Roland Emmerich's bonkers interplanetary sword-and-sandals sci-fi epic is perhaps most notorious for spawning a host of television shows—Stargate SG-1, Stargate Atlantis, and Stargate Universe, if you're counting—but those shows all lacked one essential ingredient: Kurt Russell as military-beret-sporting Colonel Jack O'Neil. With a flat top, fatigues, and a lot of macho swagger, Russell is brilliant in hardened commando mode, serving as the perfect counterpoint to James Spader’s befuddled, nerdy archeologist. About the discovery of a teleportation "stargate" that takes researchers on a journey lightyears away to a civilization much like ancient Egypt, the movie's complex mythology and production design befuddled audiences upon its release, and still doesn't make much sense. Alas, the fanaticism and Russell delivering lines like, "Give my regards to King Tut, asshole," is a sight to behold.
Star Trek (2009)
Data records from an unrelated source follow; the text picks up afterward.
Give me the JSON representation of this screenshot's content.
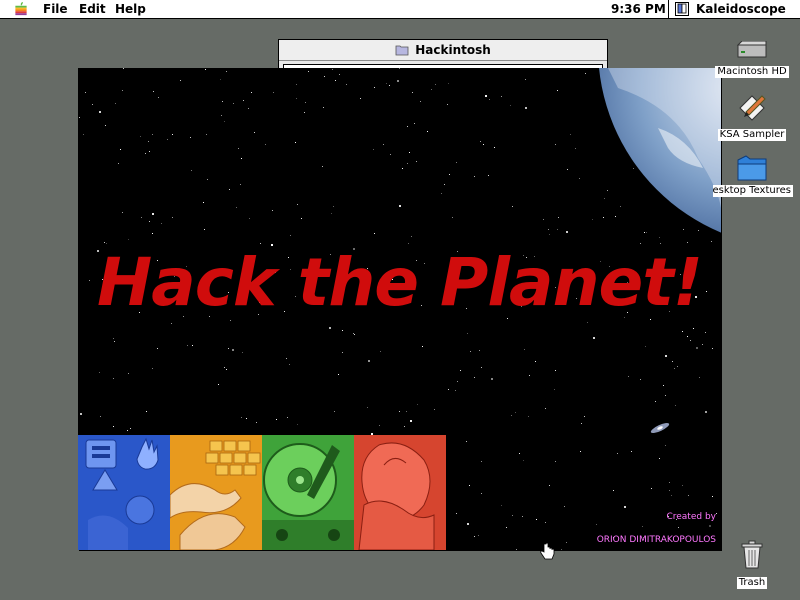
{
  "menubar": {
    "menus": [
      "File",
      "Edit",
      "Help"
    ],
    "clock": "9:36 PM",
    "active_app": "Kaleidoscope"
  },
  "finder_window": {
    "title": "Hackintosh",
    "icon": "folder-icon"
  },
  "splash": {
    "headline": "Hack the Planet!",
    "credit_label": "Created by",
    "credit_name": "ORION DIMITRAKOPOULOS",
    "tiles": [
      "hand-icons-tile",
      "keyboard-hands-tile",
      "hard-drive-tile",
      "mouse-hand-tile"
    ],
    "colors": {
      "headline": "#d00c0c",
      "credit": "#ff77ff",
      "tile_blue": "#2a57c9",
      "tile_orange": "#e89a1e",
      "tile_green": "#3fa33a",
      "tile_red": "#d6452f"
    }
  },
  "desktop": {
    "icons": [
      {
        "name": "hard-drive-icon",
        "label": "Macintosh HD"
      },
      {
        "name": "pencil-document-icon",
        "label": "KSA Sampler"
      },
      {
        "name": "folder-icon",
        "label": "Desktop Textures"
      },
      {
        "name": "trash-icon",
        "label": "Trash"
      }
    ],
    "background": "#666b66"
  }
}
Before J.J. Abrams took on another billion-dollar space opera franchise with "Star" in the title, he revamped Star Trek, casting a new generation of famous faces as the original crew of the Starship Enterprise, and created an alternate Trek universe to boot. Chris Pine plays newly minted Starfleet officer James T. Kirk fresh out of the Academy and eager to prove himself a capable officer, but he'll have to fight off a ship full of villainous space-hopping Romulans bent on global destruction first. Not to mention his fellow officer, some Vulcan upstart named Spock (Zachary Quinto), is a bit of a dickhead.
Directing duo Justin Benson and Aaron Moorhead have a very distinct style: weird stuff in the sky, complicated brotherly relationships between men, new and fascinating conceptions of the nature of time. Synchronic is another dive into the depths of what the fabric of the universe is woven from, spinning a wild tale of death, drugs, and time travel amidst the dim, sinister backdrop of nighttime New Orleans. Jamie Dornan and Anthony Mackie play a pair of EMTs cruising the NOLA nights responding to emergency distress calls. On a few of these calls, they come across a number of people who have either mysteriously disappeared or somehow wound up dead, each incident having to do with a new drug called "Synchronic." When Dornan's daughter goes missing, his friend must figure out how to use the killer drug to find her.
Total Recall (1990)
Skip the completely forgettable Colin Farrell remake from 2012. This Arnold Schwarzenegger-powered, action-filled sci-fi movie is the one to go with. Working from a short story by writer Philip K. Dick, director Paul Verhoeven (Robocop) uses a brain-teasing premise—you can buy "fake" vacation memories from a mysterious company called Rekall—to stage one of his hyper-violent, winkingly absurd cartoons. The bizarre images of life on Mars and silly one-liners from Arnold fly so fast that you'll begin to think the whole movie was designed to be implanted in your mind.
The Wandering Earth (2019)
The Wandering Earth's premise introduces a future Earth that has been converted into a planet-sized spaceship by installing enormous rocket engines onto one hemisphere in order to drive it away from a dying sun that has become fatally cold… and then spends the entire film following a bunch of people in a truck. So, where the disaster movie lacks in original story, it makes up for in the most stunning of special effects. To American audiences, the foreign movie was a bit of a curiosity upon its release, despite being one of China's highest-grossing films ever made. It's worth checking out for the hype alone—what you'll find is visuals that dazzle far beyond the typical Hollywood blockbuster.